More than two in five A-level pupils believe the assessment system in place this year will adversely affect their grades, while almost half believe the Covid-19 crisis will hit their chances of getting into their first-choice university.
Social mobility charity The Sutton Trust polled pupils studying for their A-levels this year, and found many were worried about the impact of the pandemic on their progression. It also found a large divide between pupils depending on their socio-economic background.
Here are six key findings.
1. More than 2 in 5 think new system will tank grades
This year, A-level grades will be issued by schools themselves based on a number of factors, and then moderated by exam boards. You can read more about that here.
In response to the Sutton Trust survey, 43 per cent of pupils said they felt the new assessment system would have a negative effect on their grades.
Seventy-two per cent felt the new system was less fair than in a normal year.
2. Applicants face ‘gap in support’ as schools tackle other challenges
Although 68 per cent of pupils expressed satisfaction with support for their learning, the proportion who were happy with the support they received with the university application process was lower (57 per cent).
Overall, 35 per cent of respondents said they were not satisfied with the support they received with university applications.
According to the report, this suggests “there may be a gap in support for applicants at this time, as schools try to cope with unprecedented challenges and focus on other issues”.
Under new plans revealed this morning, students will now be able to access a new ‘enhanced’ clearing portal that the government hopes will make navigating admissions easier for youngsters.
3. More than half would take autumn re-sit
The government has said that pupils who don’t feel their grades accurately reflect their performance can take exams in the autumn.
Fifty-two per cent of pupils surveyed by the Sutton Trust said they would be likely to take an autumn exam if they don’t get the grades they hoped for.
Likelihood was higher among private school pupils (60 per cent) than among state school pupils (52 per cent).

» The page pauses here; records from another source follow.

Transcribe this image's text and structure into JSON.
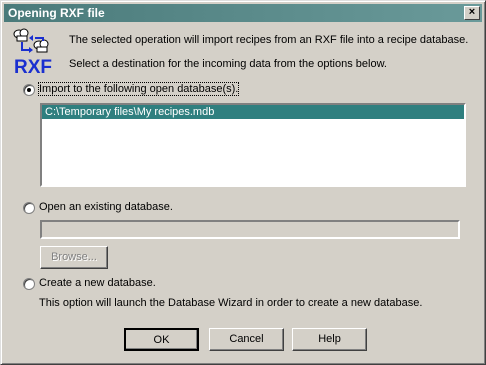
{
  "window": {
    "title": "Opening RXF file",
    "close_glyph": "×"
  },
  "logo": {
    "text": "RXF",
    "icon": "chef-hats-arrows-icon",
    "accent": "#1a2fd0"
  },
  "intro": {
    "line1": "The selected operation will import recipes from an RXF file into a recipe database.",
    "line2": "Select a destination for the incoming data from the options below."
  },
  "options": {
    "import": {
      "label": "Import to the following open database(s).",
      "selected": true
    },
    "open_existing": {
      "label": "Open an existing database.",
      "selected": false
    },
    "create_new": {
      "label": "Create a new database.",
      "selected": false,
      "description": "This option will launch the Database Wizard in order to create a new database."
    }
  },
  "database_list": {
    "items": [
      "C:\\Temporary files\\My recipes.mdb"
    ],
    "selected_color": "#2f7f7f"
  },
  "existing_path": {
    "value": ""
  },
  "buttons": {
    "browse": "Browse...",
    "ok": "OK",
    "cancel": "Cancel",
    "help": "Help"
  }
}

4. A fifth change their mind about university
Of those polled, 19 per cent said they had changed their mind about university attendance this autumn or had yet to decide.
Of those who have changed plans in light of the Covid-19 crisis, “some are now planning to take gap years, while others have changed their preferred university”.
Working class pupils are more likely to have changed their mind.
5. Half predict a negative impact
Asked about the overall impact of Covid-19 on university admissions, 48 per cent of pupils said they felt the crisis would have an impact on their chances of getting into their first-choice university, while 31 per cent said there would be no impact.
Working-class pupils were more likely to be worried (51 per cent) than those from middle class homes (43 per cent).
However the poll was before new government measures, announced today, which aim to stabilise admissions.
6. Poorer pupils losing out
The Sutton Trust’s research found that pupils from working class backgrounds were twice as likely to have insufficient access to internet access, devices for learning or a suitable place to study, compared to those from middle class homes.
It also found that private schools were almost twice as likely to be continuing to teach A-level content (57 per cent) as state schools (30 per cent).